Spot market rates for dry van and refrigerated (“reefer”) shipments in June were the highest since January, according to DAT Solutions, which operates the largest truckload freight marketplace in North America.
The uptick in pricing came as truckload capacity was more constrained in June.
“The annual Roadcheck inspection blitz limited truck availability in the first week of the month,” said Peggy Dorf, market analyst at DAT Solutions. “The urgency to move shipments before the close of Q2 sustained those price increases through the end of the month.”
Spot market van freight volume was 4.4 percent higher in June 2019 than in June 2018, according to the DAT Truckload Volume Index, which reflects the change in the actual number of loads moved each month. Compared to the first six months of 2018, van volume was 7 percent higher in the first half of 2019.
The DAT Truckload Volume Index showed a 5 percent decline from May to June, a common trend in recent years.

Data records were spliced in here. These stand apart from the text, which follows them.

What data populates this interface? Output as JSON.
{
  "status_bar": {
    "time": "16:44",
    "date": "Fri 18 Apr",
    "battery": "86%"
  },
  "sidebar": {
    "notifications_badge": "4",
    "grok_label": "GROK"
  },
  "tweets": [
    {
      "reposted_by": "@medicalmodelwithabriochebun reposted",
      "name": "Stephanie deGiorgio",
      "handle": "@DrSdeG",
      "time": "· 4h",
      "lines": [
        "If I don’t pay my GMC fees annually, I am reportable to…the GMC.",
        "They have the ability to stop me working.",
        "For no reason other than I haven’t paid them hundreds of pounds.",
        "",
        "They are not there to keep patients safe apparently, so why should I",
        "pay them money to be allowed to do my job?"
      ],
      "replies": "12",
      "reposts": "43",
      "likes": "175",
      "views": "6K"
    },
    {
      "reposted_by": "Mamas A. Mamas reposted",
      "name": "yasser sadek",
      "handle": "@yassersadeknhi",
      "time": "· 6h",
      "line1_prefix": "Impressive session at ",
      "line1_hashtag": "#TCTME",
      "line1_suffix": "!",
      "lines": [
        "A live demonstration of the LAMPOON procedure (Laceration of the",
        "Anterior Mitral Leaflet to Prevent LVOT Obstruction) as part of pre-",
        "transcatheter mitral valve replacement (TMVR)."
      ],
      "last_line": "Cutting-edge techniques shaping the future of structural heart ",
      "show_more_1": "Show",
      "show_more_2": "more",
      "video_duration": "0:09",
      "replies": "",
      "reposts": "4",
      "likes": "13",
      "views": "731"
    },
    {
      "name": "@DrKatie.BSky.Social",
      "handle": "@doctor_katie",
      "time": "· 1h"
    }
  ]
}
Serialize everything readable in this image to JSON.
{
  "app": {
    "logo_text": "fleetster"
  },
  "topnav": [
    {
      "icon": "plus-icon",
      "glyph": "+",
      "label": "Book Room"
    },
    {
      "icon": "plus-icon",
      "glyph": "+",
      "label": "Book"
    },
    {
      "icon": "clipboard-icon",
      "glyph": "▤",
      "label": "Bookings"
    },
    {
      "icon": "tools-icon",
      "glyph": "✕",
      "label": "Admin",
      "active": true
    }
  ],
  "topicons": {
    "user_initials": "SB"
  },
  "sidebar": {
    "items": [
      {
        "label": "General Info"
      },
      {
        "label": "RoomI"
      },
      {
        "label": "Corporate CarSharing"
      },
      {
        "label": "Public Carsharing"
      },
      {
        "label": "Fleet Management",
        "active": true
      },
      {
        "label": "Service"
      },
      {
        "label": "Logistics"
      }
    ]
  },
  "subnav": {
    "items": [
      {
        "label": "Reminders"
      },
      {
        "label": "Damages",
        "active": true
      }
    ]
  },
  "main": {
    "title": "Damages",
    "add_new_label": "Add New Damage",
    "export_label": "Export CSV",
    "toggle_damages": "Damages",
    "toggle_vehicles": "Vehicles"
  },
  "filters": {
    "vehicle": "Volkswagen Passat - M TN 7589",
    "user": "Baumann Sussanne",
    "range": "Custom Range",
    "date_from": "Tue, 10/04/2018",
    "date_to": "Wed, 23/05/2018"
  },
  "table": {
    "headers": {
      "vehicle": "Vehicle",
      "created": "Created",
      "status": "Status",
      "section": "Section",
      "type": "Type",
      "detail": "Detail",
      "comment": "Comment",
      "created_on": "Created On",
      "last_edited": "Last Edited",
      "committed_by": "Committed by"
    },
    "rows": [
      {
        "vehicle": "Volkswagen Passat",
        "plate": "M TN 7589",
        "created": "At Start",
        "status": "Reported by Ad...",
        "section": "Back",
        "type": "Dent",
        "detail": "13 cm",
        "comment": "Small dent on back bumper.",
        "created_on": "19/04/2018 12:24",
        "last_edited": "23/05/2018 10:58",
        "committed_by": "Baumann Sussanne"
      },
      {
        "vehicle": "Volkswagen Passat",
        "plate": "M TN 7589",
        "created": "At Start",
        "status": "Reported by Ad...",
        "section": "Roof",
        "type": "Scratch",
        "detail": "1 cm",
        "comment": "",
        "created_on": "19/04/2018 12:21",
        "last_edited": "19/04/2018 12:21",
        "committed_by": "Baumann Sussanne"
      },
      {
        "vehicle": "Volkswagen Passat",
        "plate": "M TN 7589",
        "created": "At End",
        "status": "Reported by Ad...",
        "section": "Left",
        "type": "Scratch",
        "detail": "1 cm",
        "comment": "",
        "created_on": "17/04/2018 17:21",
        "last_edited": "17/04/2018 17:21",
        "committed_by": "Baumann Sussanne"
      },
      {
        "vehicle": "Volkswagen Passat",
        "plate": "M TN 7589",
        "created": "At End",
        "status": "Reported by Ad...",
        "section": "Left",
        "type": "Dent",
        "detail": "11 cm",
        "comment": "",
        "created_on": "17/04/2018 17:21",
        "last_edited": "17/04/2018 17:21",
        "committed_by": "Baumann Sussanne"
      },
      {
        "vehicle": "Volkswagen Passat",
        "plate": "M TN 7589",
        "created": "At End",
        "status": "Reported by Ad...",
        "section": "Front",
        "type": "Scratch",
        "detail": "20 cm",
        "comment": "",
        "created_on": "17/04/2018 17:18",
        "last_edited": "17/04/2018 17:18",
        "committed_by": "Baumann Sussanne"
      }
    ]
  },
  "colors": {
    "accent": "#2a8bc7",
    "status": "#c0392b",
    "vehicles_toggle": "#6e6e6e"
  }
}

The national average van rate for June was $1.89 per mile, including fuel surcharges, which was 10 cents higher than May’s average. Year over year, the national rate was 43 cents lower, but the June 2018 average was also the highest van rate ever recorded.
The national reefer rate rose to $2.25 per mile, another 10-cent increase from May. The June reefer average was 46 cents short of the record set in June 2018. Reefer volume fell month-over-month for the third year in a row, as agricultural producers continue to grapple with disruptions due to unpredictable weather. Reefer load counts fell 5 percent compared to May. Compared to June 2018, reefer volume was up 1.3 percent.
The price for flatbed shipments averaged $2.30 per mile in June, 3 cents over the May average and 52 cents below another record rate set in June 2018. Volume dipped 2.4 percent compared to May, a seasonal trend that also mirrored the past two years. The volume of flatbed loads added 9 percent compared to June 2018.
“June is often considered a peak month for the spot market, but that’s truer for rates than volumes,” said Dorf. “We expect spot market volumes to gain strength in the second half of this year, although rates probably will not rebound to 2018 levels.”